◆ Required action
I need every line that includes the word "Email" copied from the material.

########################################

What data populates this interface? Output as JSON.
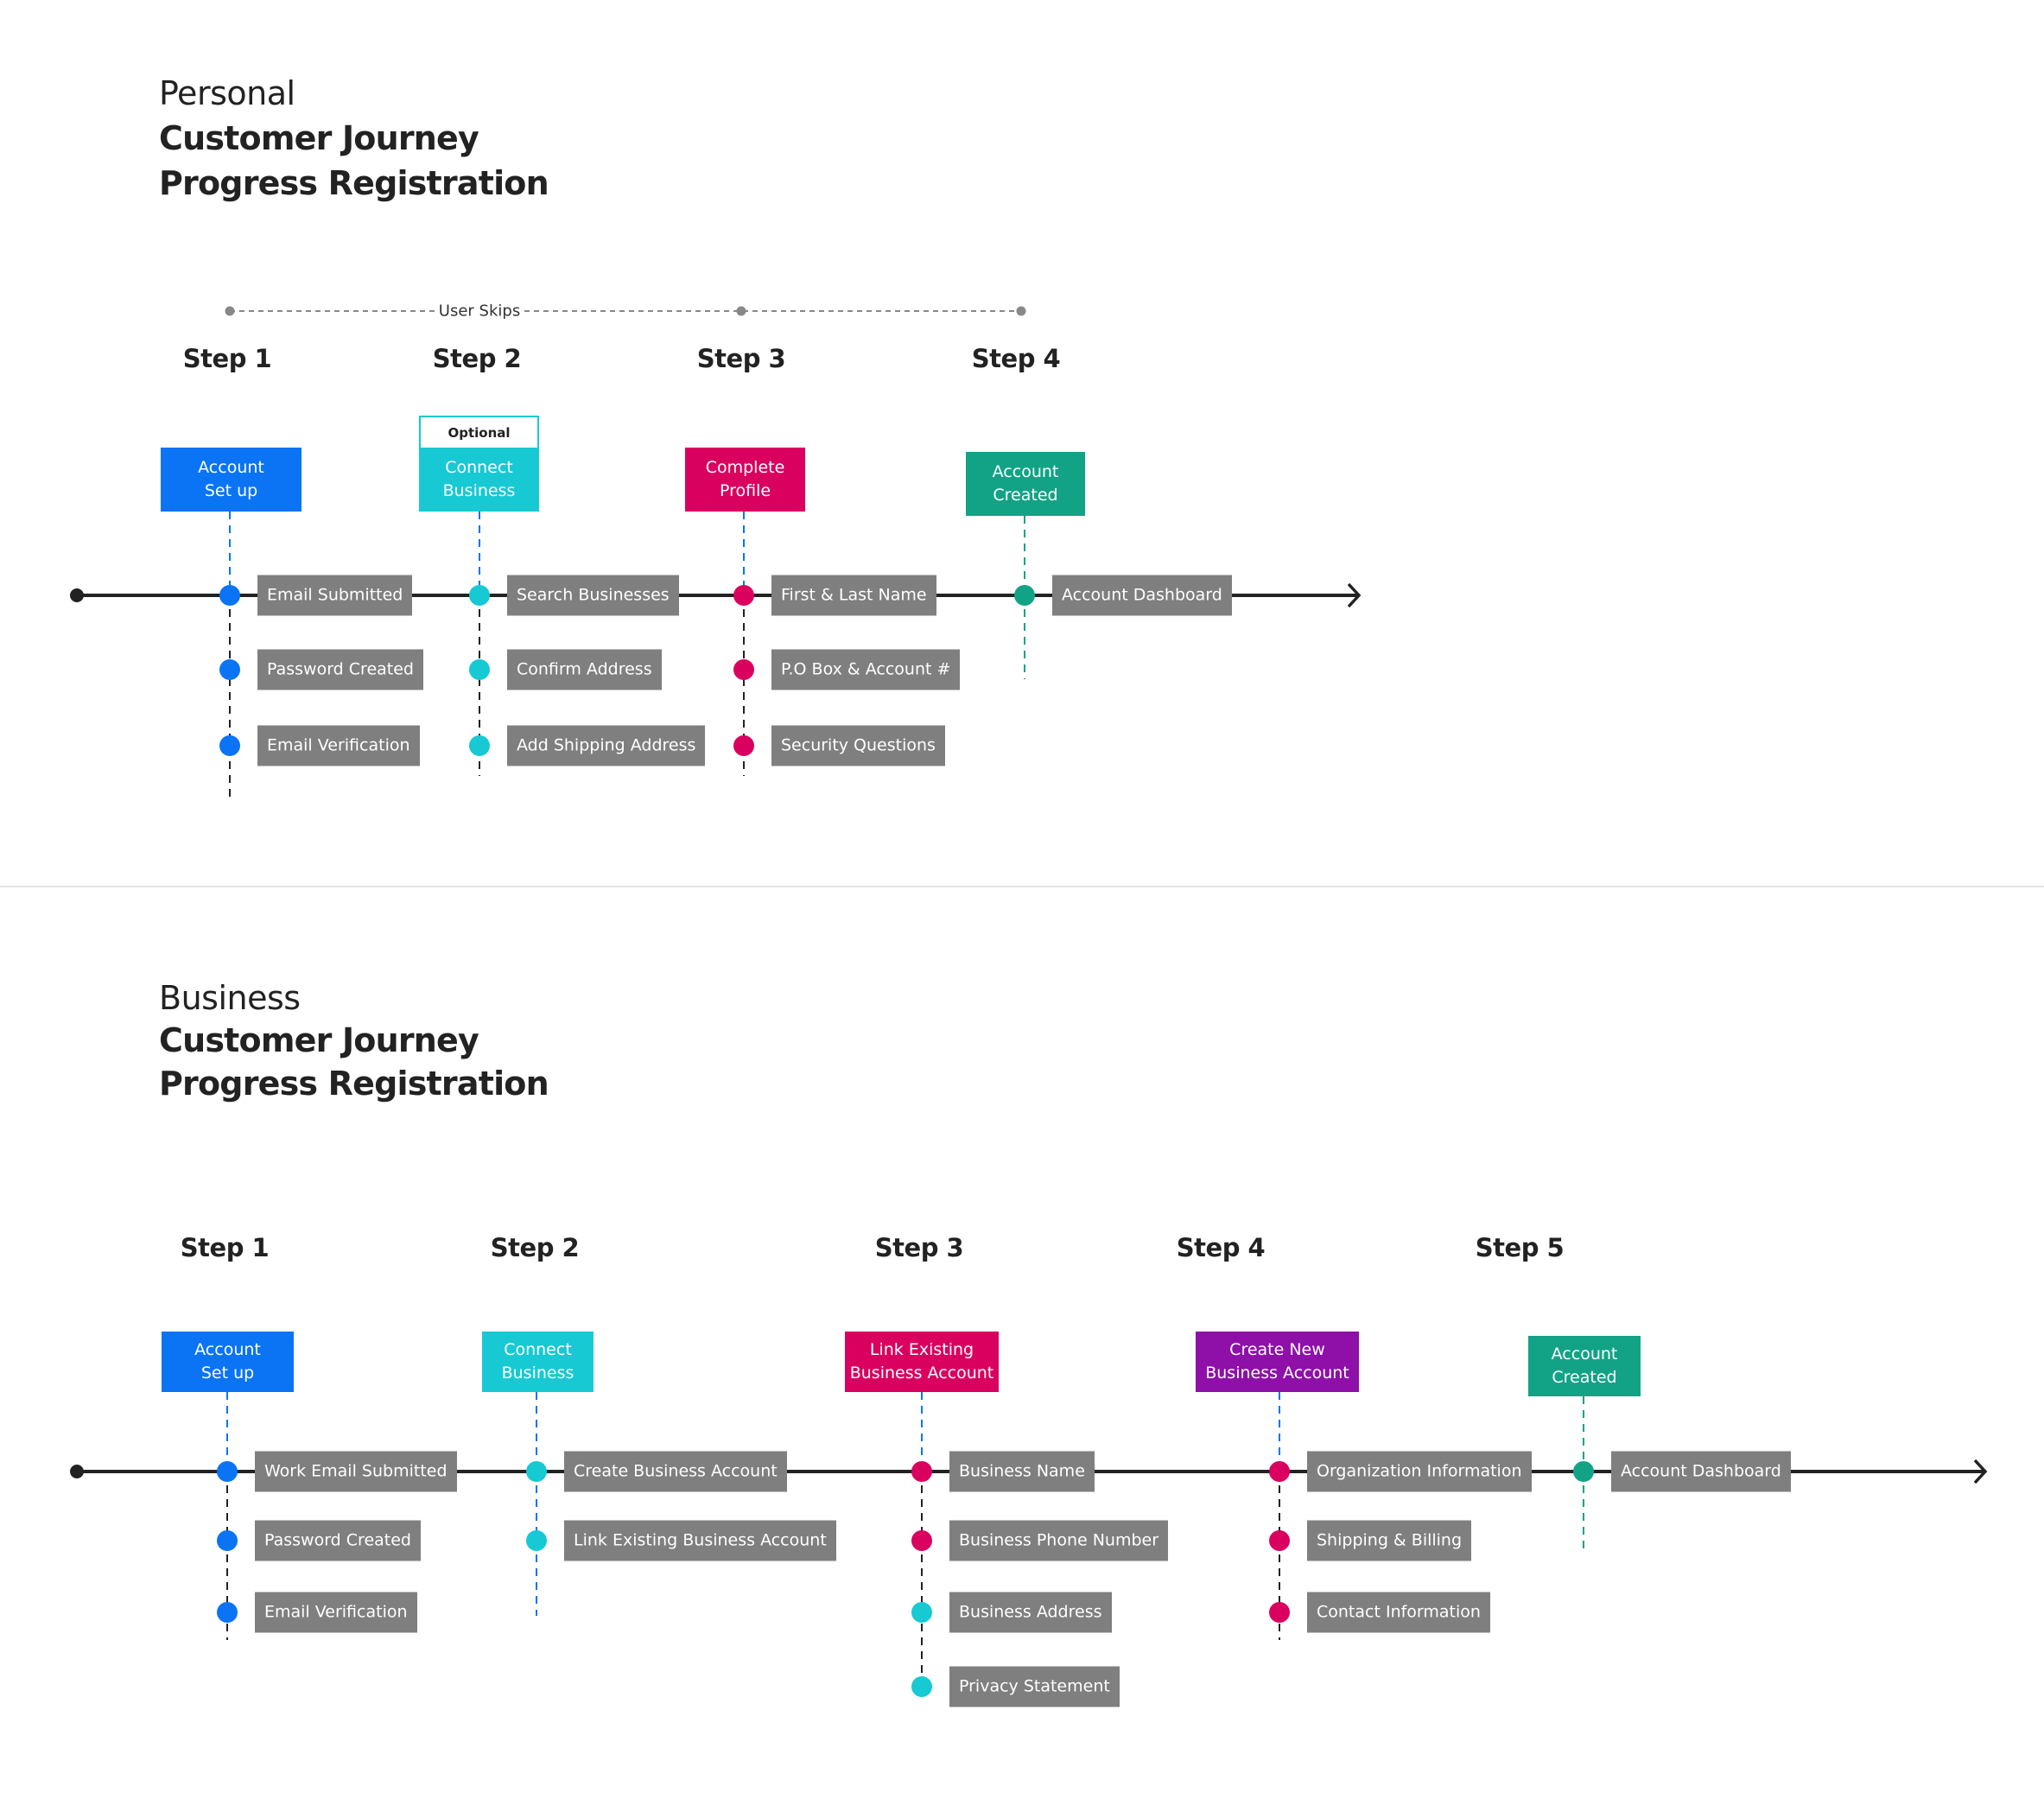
{
  "colors": {
    "blue": "#0a74f5",
    "cyan": "#17c9d3",
    "magenta": "#d9005f",
    "green": "#12a386",
    "purple": "#8e10a8",
    "label_gray": "#7f7f7f",
    "line": "#222222",
    "skip_gray": "#888888"
  },
  "personal": {
    "title_light": "Personal",
    "title_line1": "Customer Journey",
    "title_line2": "Progress Registration",
    "skip_annotation": "User Skips",
    "steps": [
      {
        "step": "Step 1",
        "phase": "Account\nSet up",
        "color": "blue",
        "items": [
          {
            "label": "Email Submitted",
            "color": "blue"
          },
          {
            "label": "Password Created",
            "color": "blue"
          },
          {
            "label": "Email Verification",
            "color": "blue"
          }
        ]
      },
      {
        "step": "Step 2",
        "phase": "Connect\nBusiness",
        "badge": "Optional",
        "color": "cyan",
        "items": [
          {
            "label": "Search Businesses",
            "color": "cyan"
          },
          {
            "label": "Confirm Address",
            "color": "cyan"
          },
          {
            "label": "Add Shipping Address",
            "color": "cyan"
          }
        ]
      },
      {
        "step": "Step 3",
        "phase": "Complete\nProfile",
        "color": "magenta",
        "items": [
          {
            "label": "First & Last Name",
            "color": "magenta"
          },
          {
            "label": "P.O Box & Account #",
            "color": "magenta"
          },
          {
            "label": "Security Questions",
            "color": "magenta"
          }
        ]
      },
      {
        "step": "Step 4",
        "phase": "Account\nCreated",
        "color": "green",
        "items": [
          {
            "label": "Account Dashboard",
            "color": "green"
          }
        ]
      }
    ]
  },
  "business": {
    "title_light": "Business",
    "title_line1": "Customer Journey",
    "title_line2": "Progress Registration",
    "steps": [
      {
        "step": "Step 1",
        "phase": "Account\nSet up",
        "color": "blue",
        "items": [
          {
            "label": "Work Email Submitted",
            "color": "blue"
          },
          {
            "label": "Password Created",
            "color": "blue"
          },
          {
            "label": "Email Verification",
            "color": "blue"
          }
        ]
      },
      {
        "step": "Step 2",
        "phase": "Connect\nBusiness",
        "color": "cyan",
        "items": [
          {
            "label": "Create Business Account",
            "color": "cyan"
          },
          {
            "label": "Link Existing Business Account",
            "color": "cyan"
          }
        ]
      },
      {
        "step": "Step 3",
        "phase": "Link Existing\nBusiness Account",
        "color": "magenta",
        "items": [
          {
            "label": "Business Name",
            "color": "magenta"
          },
          {
            "label": "Business Phone Number",
            "color": "magenta"
          },
          {
            "label": "Business Address",
            "color": "cyan"
          },
          {
            "label": "Privacy Statement",
            "color": "cyan"
          }
        ]
      },
      {
        "step": "Step 4",
        "phase": "Create New\nBusiness Account",
        "color": "purple",
        "items": [
          {
            "label": "Organization Information",
            "color": "magenta"
          },
          {
            "label": "Shipping & Billing",
            "color": "magenta"
          },
          {
            "label": "Contact Information",
            "color": "magenta"
          }
        ]
      },
      {
        "step": "Step 5",
        "phase": "Account\nCreated",
        "color": "green",
        "items": [
          {
            "label": "Account Dashboard",
            "color": "green"
          }
        ]
      }
    ]
  }
}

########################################

◆ Response box
            "label": "Email Submitted",
            "label": "Email Verification",
            "label": "Work Email Submitted",
            "label": "Email Verification",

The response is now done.